A bare number is the expected answer: the count of lines in the data holding "和平精英".

(Collected data entries)
※ ※ ※

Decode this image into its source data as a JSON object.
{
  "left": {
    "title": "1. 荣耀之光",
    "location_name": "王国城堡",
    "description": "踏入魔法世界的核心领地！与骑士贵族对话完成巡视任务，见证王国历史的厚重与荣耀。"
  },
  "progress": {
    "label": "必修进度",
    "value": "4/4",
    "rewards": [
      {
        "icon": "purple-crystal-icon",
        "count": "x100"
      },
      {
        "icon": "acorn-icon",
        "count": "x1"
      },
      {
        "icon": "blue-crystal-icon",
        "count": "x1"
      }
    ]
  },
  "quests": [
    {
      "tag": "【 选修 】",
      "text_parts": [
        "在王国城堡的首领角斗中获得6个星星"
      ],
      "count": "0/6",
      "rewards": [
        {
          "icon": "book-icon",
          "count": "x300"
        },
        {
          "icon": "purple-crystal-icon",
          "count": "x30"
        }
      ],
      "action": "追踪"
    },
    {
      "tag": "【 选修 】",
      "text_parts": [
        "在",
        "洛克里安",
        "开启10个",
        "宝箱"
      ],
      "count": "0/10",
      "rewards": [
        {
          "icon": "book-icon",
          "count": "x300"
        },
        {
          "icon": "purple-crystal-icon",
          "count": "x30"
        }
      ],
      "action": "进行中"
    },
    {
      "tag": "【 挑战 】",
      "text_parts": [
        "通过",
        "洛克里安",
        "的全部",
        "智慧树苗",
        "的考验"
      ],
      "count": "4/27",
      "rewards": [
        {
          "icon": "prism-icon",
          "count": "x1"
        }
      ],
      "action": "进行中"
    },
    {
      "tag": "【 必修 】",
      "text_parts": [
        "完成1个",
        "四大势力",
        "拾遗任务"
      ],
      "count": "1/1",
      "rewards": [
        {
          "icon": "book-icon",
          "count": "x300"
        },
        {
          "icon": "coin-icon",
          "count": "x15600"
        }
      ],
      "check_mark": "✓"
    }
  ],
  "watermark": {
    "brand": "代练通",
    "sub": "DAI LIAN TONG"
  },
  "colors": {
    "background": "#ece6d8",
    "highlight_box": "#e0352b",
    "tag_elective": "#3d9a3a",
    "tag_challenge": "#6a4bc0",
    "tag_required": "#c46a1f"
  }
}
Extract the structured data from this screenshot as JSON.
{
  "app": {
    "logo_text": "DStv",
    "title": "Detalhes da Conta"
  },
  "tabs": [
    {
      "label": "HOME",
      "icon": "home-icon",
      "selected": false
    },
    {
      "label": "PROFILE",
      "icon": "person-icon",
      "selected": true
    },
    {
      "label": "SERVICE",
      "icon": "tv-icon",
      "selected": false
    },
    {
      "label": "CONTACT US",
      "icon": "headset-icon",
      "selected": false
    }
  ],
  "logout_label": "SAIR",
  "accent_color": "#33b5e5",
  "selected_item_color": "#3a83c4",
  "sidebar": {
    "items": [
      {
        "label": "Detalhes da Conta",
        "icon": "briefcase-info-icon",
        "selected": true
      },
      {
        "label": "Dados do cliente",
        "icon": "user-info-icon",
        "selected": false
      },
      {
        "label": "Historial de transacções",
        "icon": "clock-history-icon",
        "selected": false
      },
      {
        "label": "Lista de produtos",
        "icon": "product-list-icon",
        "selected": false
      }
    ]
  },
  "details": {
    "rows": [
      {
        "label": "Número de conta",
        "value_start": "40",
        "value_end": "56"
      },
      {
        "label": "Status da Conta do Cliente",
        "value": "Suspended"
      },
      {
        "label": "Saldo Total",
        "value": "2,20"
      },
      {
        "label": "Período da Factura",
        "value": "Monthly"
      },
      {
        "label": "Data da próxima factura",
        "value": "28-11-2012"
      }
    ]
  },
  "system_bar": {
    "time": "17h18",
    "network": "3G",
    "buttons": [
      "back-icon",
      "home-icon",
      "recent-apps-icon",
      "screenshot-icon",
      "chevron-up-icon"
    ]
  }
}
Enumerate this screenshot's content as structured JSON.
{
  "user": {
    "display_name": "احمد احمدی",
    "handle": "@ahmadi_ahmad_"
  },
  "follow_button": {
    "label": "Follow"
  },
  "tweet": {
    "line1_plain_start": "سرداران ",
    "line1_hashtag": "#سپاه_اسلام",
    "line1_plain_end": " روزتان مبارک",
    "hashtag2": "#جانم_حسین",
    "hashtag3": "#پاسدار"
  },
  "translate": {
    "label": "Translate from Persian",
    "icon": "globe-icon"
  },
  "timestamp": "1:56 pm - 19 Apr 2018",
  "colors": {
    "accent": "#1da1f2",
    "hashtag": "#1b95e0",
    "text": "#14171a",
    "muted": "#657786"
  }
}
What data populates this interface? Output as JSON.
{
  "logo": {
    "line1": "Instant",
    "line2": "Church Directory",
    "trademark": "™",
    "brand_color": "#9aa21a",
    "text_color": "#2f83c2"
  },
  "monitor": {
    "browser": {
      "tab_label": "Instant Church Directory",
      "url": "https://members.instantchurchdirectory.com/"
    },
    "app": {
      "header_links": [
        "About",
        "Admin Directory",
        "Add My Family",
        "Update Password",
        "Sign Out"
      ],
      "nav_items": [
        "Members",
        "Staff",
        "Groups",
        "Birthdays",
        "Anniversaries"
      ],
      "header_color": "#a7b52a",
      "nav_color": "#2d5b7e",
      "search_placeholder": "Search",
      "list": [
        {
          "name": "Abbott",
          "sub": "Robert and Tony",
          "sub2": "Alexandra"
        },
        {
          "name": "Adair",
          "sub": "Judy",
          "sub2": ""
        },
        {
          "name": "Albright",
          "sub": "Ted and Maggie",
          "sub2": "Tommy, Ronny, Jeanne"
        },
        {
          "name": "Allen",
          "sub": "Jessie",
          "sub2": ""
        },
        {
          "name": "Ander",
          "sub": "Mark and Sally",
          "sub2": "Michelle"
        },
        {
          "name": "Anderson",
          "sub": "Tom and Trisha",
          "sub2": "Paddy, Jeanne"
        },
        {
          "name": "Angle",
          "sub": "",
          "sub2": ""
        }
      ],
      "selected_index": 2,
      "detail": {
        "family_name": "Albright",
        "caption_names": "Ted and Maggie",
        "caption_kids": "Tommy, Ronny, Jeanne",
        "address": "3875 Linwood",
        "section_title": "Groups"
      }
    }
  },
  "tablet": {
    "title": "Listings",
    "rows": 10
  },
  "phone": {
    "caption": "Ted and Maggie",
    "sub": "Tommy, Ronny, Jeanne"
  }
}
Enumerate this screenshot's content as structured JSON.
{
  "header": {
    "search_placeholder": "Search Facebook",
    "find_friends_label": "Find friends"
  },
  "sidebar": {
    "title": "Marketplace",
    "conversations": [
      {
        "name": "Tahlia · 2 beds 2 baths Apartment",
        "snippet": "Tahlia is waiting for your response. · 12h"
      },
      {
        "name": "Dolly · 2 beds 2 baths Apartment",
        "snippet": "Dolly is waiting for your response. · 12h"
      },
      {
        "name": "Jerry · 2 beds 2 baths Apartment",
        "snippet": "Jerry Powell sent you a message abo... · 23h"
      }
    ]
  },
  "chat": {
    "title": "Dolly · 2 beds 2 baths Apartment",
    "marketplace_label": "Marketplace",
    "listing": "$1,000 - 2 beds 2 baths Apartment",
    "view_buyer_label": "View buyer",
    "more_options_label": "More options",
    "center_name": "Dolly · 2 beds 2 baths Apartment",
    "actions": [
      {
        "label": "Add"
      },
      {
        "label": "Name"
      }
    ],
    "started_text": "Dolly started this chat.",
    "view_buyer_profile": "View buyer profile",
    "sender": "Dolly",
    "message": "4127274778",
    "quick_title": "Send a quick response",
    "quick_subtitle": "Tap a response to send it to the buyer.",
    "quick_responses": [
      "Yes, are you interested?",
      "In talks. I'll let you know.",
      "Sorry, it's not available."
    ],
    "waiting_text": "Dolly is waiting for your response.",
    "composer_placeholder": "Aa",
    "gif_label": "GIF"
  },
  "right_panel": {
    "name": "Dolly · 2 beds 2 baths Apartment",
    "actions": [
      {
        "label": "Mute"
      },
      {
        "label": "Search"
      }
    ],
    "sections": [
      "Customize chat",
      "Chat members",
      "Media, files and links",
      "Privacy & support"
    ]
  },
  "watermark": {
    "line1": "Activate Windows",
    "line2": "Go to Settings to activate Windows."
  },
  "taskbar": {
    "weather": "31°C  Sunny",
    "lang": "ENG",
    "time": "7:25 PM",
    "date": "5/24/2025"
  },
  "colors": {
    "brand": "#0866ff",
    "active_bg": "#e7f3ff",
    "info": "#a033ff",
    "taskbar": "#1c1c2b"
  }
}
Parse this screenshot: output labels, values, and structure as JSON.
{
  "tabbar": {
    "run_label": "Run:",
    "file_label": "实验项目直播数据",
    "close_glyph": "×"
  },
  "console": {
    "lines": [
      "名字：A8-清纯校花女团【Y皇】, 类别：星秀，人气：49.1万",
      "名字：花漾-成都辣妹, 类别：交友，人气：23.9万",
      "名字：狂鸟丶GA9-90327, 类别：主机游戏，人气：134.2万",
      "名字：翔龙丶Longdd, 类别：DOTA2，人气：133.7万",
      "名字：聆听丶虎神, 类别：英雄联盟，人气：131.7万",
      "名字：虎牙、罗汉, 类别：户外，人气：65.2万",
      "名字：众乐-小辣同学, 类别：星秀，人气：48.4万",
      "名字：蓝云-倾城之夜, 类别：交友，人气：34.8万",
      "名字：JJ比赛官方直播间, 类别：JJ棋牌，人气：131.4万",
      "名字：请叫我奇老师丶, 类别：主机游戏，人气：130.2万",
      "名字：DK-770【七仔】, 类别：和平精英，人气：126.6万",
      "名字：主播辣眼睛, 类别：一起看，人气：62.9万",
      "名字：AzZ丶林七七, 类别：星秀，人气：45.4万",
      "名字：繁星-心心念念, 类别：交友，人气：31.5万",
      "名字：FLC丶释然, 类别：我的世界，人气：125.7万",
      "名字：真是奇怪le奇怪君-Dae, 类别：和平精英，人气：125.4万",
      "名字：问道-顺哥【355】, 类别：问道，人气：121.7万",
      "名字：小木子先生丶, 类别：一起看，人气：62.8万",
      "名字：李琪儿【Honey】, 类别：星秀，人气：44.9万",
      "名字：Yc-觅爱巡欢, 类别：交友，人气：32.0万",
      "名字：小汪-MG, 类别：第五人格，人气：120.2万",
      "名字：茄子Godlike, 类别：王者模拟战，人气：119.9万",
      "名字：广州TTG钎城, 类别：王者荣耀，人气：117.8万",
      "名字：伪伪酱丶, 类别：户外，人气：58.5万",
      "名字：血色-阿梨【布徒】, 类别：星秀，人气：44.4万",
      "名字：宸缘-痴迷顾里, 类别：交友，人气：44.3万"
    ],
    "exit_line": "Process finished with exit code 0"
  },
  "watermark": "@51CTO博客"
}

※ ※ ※

## Exercise result
2